While closed-form solutions still exist for the valuation of common European options in many model environments (such as the Black/Scholes model), numerical methods are often required for the pricing of exotic options. Monte Carlo simulation is very computationally intensive, but at the same time very versatile. In addition, some methods exist that aim at making the procedure more efficient. These include variance reduction techniques and stratified sampling. In this team project, an app will be programmed that can evaluate exotic options in different model environments using Monte Carlo simulation.
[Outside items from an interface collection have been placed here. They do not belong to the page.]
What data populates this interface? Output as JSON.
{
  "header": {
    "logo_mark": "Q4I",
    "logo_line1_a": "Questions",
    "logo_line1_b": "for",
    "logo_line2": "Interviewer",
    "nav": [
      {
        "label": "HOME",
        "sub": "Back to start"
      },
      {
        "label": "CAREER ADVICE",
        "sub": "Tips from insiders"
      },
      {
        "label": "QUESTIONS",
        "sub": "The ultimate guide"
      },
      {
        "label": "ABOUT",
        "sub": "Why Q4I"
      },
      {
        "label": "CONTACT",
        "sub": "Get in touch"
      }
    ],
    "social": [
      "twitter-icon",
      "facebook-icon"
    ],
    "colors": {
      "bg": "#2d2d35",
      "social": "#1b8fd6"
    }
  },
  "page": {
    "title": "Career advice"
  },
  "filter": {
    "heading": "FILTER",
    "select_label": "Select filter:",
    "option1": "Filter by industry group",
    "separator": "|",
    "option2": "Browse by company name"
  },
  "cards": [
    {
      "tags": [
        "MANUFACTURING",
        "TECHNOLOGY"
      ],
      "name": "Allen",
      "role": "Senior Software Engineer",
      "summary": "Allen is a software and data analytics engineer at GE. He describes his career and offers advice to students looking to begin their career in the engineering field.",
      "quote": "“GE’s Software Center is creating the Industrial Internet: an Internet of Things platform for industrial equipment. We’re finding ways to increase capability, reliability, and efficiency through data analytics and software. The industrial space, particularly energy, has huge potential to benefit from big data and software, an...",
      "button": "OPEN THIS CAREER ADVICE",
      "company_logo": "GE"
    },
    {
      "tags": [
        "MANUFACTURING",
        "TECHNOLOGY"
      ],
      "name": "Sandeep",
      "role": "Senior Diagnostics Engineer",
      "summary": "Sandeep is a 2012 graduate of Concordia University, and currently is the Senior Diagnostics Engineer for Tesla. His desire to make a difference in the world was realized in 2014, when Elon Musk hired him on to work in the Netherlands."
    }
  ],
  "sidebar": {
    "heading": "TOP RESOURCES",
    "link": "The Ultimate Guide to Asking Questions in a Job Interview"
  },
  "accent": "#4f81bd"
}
Users of the app should be able to make different choices regarding the option design (European, American, Asian, Bermuda, Digital, Barrier,...) and the model (Black/Scholes, Heston, Merton,...). The starting point is the pricing of an ordinary European option in the Black/Scholes model. Then, the functionality of the app can be extended step by step. For programming the app we recommend the R package shiny.
The project includes four phases: (1) foundation phase, (2) concept development phase, (3) implementation phase, and (4) practical test. First, the option pricing theory must be studied before developing a concept for the app. In the implementation phase, the app is to be programmed and designed. Finally, the app has to be tested in-depth.
Previous knowledge of derivatives and programming skills are helpful, but can also be acquired during the semester. The participants should be willing to familiarize themselves with programming with R.
WiSe 21/22: "Programming a Robo Advisor for Portfolio Selection"
Investment advisors often promise their clients particularly high returns, which they aim to achieve through the targeted selection of undervalued stocks. This promise is contrasted by a large body of academic literature, which provides evidence in numerous articles that fund managers are not able to generate above-average returns without taking excessive risks. This research finding is consistent with the theory of efficient markets. Following this principle, portfolio selection is solely about avoiding unsystematic risks. The economist and Nobel Prize winner Harry Markowitz developed a theory for this purpose, which today serves as the basis for numerous robo-advisors.
Based on the theory of Markowitz, an app is to be developed, which is to give the user a recommendation for the composition of a portfolio. The user's individual preferences (such as risk attitude, avoidance of certain asset classes or "sin stocks") should be taken into account. For programming the app we recommend the R package shiny. The project includes four phases: (1) foundation phase, (2) concept development phase, (3) implementation phase, and (4) practical test. First, Markowitz's portfolio theory will be studied before developing a concept for the app. In the implementation phase, the app is to be programmed and designed. Finally, the app must be tested thoroughly.
Participants should be familiar with the basics of finance. Programming skills are helpful, but not mandatory. However, participants should be willing to familiarize themselves with programming with R.
WiSe 20/21: "Development of a web application for the analysis of stock returns"
For qualified investment decisions, a sound analysis of equity and bond returns is essential. In practice, frequently used statistics such as variance and beta are not sufficient for risk assessment. Instead, the value of an investment depends on whether the cash flows covary with systematic factors. Unfortunately, it is usually impossible for the standard retail investor to carry out a sound analysis. Therefore, this team project aims to develop a web application that analyzes and evaluates any investment opportunity based on modern asset pricing models.
First of all, the members must make themselves familiar with modern asset pricing models. Based on this, a detailed concept for the app should be developed. In a second step, the basic functions of the app are to be programmed in R before an app environment is added using the R package Shiny. In the third step, the app is to be optimized from a user perspective. The team should work out a presentation ("pitch") and develop a video tutorial that introduces the functionality of the app.